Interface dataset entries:
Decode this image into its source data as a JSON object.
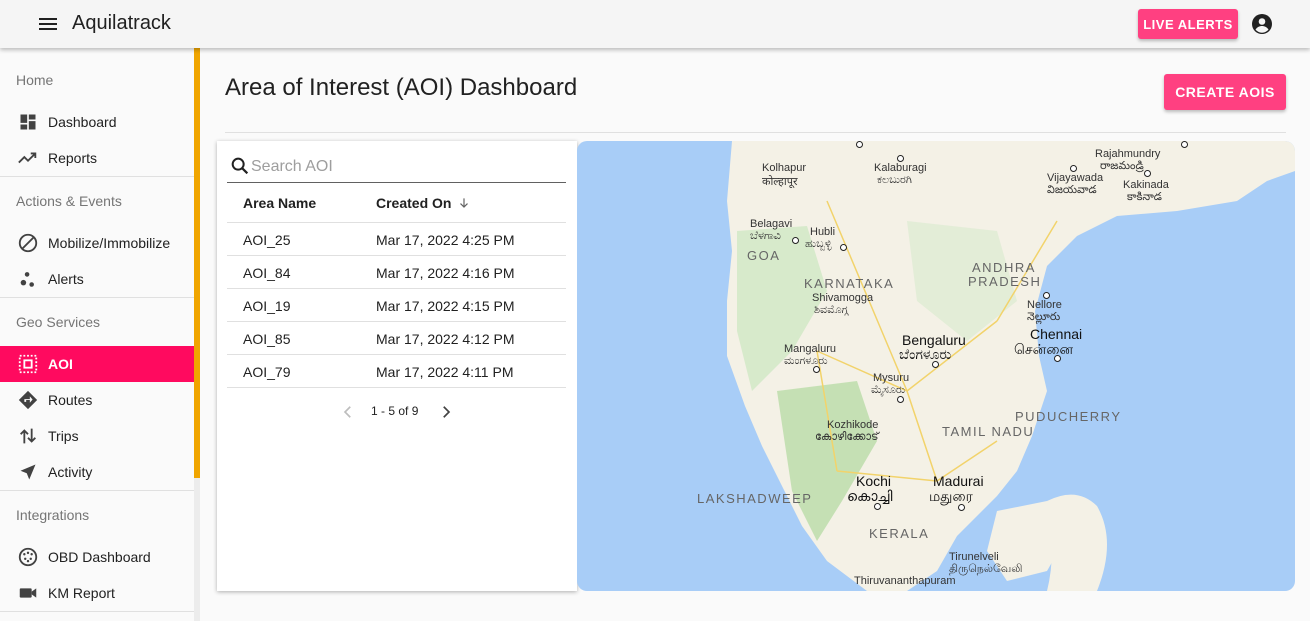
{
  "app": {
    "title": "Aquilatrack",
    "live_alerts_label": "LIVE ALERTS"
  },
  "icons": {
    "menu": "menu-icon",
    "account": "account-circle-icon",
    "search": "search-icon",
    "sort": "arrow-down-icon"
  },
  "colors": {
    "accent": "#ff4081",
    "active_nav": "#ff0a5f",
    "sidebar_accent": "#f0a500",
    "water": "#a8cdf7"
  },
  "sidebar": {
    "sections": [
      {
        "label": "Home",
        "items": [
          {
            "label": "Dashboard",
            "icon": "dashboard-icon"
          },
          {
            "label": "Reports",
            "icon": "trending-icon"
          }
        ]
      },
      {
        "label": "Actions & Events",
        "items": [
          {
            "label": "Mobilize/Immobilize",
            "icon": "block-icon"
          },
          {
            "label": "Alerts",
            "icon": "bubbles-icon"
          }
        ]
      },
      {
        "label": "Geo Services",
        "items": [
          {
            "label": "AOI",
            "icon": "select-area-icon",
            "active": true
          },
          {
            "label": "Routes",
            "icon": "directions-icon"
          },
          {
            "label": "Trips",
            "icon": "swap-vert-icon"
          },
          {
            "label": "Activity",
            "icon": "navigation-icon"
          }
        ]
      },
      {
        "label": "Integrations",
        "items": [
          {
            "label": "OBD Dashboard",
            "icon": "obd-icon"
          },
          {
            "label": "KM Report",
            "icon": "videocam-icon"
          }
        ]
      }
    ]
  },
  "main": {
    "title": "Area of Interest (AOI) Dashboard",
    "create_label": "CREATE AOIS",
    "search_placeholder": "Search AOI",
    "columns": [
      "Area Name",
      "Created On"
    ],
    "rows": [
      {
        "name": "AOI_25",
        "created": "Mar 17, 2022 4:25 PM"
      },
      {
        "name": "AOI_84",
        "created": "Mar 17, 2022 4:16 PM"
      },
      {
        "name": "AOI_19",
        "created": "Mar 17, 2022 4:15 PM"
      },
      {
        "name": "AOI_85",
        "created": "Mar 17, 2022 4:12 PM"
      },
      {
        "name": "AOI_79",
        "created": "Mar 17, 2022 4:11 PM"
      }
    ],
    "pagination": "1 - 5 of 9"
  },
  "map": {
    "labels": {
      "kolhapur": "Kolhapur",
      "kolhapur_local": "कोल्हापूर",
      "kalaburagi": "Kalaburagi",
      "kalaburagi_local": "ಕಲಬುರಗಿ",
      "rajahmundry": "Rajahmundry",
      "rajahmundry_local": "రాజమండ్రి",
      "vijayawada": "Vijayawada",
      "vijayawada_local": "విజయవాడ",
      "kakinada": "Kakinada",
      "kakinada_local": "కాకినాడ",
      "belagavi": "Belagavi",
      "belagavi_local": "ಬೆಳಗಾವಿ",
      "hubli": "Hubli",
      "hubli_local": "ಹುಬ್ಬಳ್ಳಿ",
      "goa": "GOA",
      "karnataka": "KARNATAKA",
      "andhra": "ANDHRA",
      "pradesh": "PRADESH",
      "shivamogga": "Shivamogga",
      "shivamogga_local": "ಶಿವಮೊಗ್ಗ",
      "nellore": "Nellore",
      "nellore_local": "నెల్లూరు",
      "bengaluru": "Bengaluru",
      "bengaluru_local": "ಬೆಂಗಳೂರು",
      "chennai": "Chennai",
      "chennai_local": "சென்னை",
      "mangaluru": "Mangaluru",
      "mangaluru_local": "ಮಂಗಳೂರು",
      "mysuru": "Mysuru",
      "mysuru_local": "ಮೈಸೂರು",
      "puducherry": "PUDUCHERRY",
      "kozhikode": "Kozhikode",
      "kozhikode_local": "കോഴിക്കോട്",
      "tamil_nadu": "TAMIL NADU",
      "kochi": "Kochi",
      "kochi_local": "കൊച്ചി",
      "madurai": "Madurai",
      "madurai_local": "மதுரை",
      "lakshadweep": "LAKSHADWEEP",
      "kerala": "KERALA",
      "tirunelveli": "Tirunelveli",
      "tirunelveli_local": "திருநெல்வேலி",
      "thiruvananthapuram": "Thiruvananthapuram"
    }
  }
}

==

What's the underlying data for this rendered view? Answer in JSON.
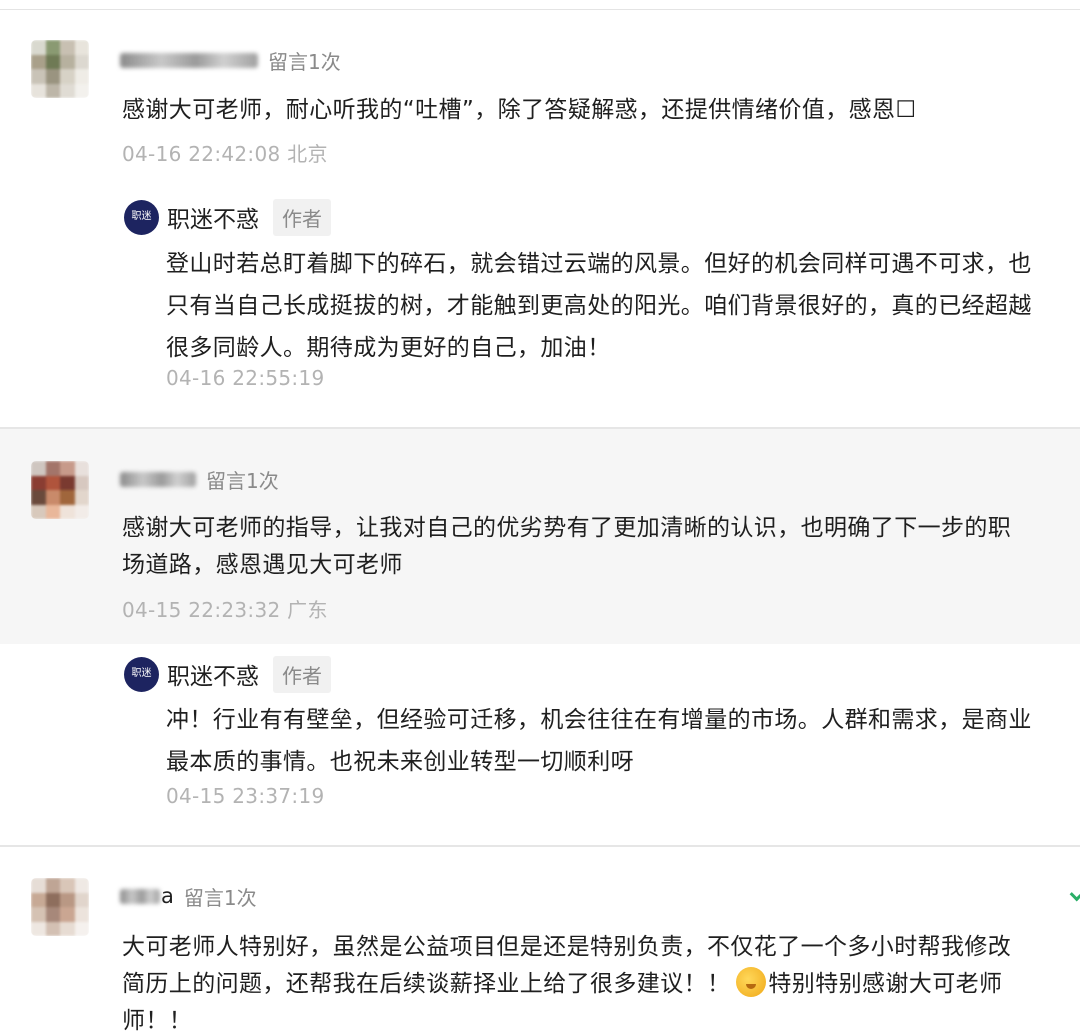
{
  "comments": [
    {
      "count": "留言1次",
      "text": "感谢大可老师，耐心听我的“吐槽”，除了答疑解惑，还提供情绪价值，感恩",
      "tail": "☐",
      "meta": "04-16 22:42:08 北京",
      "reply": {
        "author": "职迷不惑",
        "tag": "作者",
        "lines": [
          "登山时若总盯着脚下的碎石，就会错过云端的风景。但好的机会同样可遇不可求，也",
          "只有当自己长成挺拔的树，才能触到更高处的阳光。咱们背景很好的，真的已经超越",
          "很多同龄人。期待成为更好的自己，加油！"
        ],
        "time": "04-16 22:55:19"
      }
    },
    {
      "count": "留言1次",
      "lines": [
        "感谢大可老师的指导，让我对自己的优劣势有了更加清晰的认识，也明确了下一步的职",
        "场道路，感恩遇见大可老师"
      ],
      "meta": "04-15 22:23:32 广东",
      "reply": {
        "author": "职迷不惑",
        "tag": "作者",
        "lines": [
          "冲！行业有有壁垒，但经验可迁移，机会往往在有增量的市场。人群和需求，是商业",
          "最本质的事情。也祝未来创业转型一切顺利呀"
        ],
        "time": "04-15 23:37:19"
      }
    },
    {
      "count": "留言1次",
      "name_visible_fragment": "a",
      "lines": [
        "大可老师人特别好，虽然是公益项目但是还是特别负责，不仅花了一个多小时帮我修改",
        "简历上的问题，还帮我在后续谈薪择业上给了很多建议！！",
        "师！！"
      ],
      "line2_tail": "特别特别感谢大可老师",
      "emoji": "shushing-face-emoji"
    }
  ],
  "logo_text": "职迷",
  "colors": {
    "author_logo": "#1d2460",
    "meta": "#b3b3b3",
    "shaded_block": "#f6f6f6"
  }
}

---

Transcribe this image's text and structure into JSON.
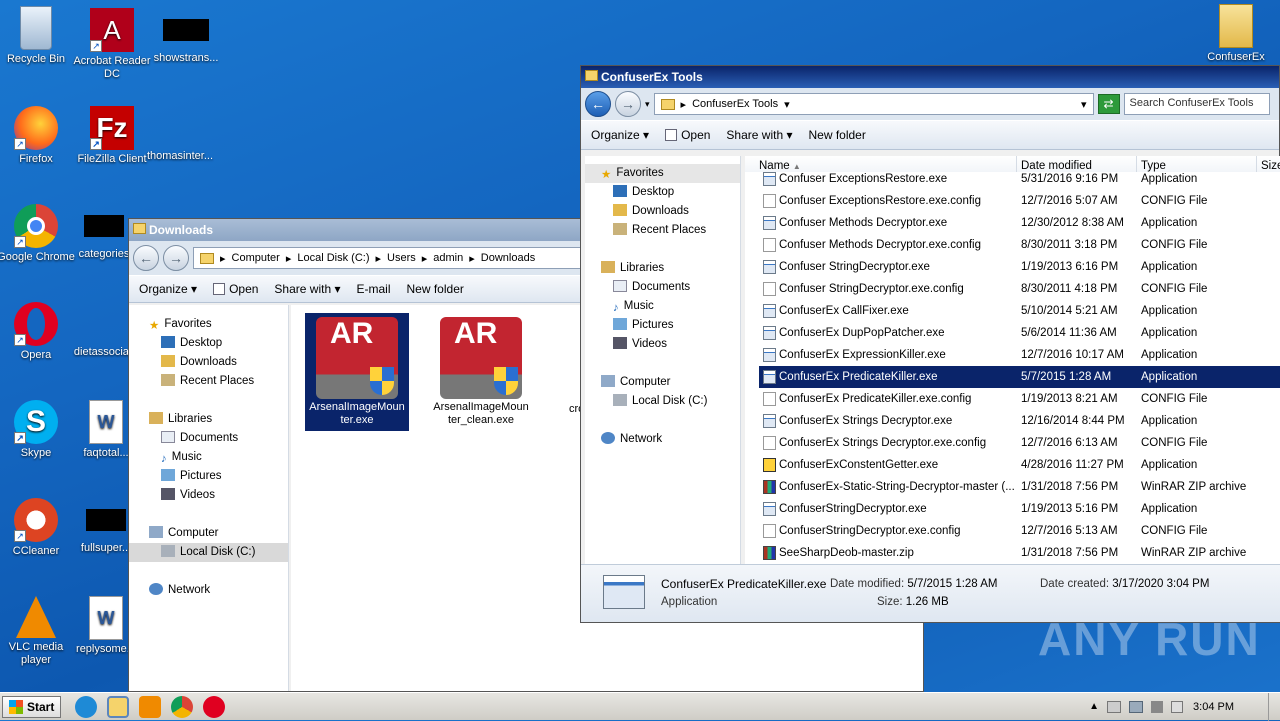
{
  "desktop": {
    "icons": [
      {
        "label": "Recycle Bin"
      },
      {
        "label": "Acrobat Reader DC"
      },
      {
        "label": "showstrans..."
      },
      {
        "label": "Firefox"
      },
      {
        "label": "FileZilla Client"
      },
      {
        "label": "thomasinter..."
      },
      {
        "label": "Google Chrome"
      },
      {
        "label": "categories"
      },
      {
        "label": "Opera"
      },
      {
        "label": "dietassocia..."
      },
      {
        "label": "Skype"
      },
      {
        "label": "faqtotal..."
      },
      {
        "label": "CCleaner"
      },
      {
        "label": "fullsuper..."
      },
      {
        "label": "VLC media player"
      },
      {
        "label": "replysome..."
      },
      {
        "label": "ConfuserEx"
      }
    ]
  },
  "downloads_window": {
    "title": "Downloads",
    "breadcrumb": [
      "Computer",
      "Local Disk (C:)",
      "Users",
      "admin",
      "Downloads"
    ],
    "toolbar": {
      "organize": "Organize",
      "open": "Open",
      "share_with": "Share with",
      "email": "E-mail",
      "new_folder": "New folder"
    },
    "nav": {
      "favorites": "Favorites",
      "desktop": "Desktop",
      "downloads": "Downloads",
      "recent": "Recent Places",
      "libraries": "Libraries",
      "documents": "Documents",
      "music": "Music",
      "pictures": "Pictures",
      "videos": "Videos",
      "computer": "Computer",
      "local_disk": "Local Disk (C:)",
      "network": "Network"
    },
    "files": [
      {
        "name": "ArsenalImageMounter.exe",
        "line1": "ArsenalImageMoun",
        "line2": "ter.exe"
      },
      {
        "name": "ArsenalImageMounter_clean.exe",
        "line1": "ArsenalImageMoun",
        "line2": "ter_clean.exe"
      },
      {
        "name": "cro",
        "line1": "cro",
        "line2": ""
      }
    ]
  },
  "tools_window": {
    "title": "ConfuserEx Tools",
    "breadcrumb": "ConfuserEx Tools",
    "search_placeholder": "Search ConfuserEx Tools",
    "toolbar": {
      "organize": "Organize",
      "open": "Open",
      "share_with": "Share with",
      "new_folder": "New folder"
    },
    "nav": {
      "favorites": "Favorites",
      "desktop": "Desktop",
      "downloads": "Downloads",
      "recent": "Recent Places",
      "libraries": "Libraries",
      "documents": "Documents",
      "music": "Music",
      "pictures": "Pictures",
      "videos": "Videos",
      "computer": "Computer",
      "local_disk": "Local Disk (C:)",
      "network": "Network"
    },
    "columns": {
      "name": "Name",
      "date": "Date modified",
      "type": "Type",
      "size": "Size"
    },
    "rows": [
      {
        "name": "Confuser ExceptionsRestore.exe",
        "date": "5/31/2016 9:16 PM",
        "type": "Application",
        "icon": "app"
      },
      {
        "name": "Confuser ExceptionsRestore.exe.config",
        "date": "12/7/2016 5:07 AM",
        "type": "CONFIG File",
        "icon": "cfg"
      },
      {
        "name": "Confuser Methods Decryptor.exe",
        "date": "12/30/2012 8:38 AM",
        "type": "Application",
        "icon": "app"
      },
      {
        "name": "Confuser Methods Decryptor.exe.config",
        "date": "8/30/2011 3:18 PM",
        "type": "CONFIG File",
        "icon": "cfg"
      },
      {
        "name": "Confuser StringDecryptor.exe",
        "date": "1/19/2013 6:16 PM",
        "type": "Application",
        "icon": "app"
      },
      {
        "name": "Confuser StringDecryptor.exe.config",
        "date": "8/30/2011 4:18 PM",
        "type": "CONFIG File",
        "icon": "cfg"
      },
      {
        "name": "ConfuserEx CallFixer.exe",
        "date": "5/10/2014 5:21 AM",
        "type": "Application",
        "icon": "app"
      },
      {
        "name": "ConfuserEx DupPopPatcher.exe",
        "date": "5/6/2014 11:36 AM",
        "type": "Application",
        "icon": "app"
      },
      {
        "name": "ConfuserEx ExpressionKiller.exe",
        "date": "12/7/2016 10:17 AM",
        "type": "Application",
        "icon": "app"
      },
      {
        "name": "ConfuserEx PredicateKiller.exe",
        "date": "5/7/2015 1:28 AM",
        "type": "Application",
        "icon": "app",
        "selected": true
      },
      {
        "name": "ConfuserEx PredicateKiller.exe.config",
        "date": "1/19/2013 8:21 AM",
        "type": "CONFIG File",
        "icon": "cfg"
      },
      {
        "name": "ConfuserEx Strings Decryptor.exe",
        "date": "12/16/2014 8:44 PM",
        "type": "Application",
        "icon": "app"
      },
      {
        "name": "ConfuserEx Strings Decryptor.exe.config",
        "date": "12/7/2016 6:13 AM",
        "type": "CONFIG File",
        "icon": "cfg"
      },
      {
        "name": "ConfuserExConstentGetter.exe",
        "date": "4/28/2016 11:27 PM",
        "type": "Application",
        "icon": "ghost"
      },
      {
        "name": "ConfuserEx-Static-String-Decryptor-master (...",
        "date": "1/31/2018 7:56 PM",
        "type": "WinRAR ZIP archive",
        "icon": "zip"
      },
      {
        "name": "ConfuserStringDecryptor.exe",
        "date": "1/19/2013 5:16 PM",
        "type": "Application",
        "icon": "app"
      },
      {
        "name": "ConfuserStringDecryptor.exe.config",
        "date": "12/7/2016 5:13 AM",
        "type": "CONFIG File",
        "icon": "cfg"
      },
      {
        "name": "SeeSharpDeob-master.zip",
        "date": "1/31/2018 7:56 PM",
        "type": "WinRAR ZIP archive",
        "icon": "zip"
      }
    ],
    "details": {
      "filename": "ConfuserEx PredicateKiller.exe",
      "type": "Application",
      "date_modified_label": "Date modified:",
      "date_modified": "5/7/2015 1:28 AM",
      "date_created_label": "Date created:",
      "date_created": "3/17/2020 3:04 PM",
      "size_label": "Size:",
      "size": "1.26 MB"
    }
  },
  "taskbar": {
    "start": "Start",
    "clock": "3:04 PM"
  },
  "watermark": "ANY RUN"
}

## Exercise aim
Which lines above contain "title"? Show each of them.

## Reply
    "title": "Aquilatrack",
    "title": "Area of Interest (AOI) Dashboard",
    "title": "Downloads",
    "title": "ConfuserEx Tools",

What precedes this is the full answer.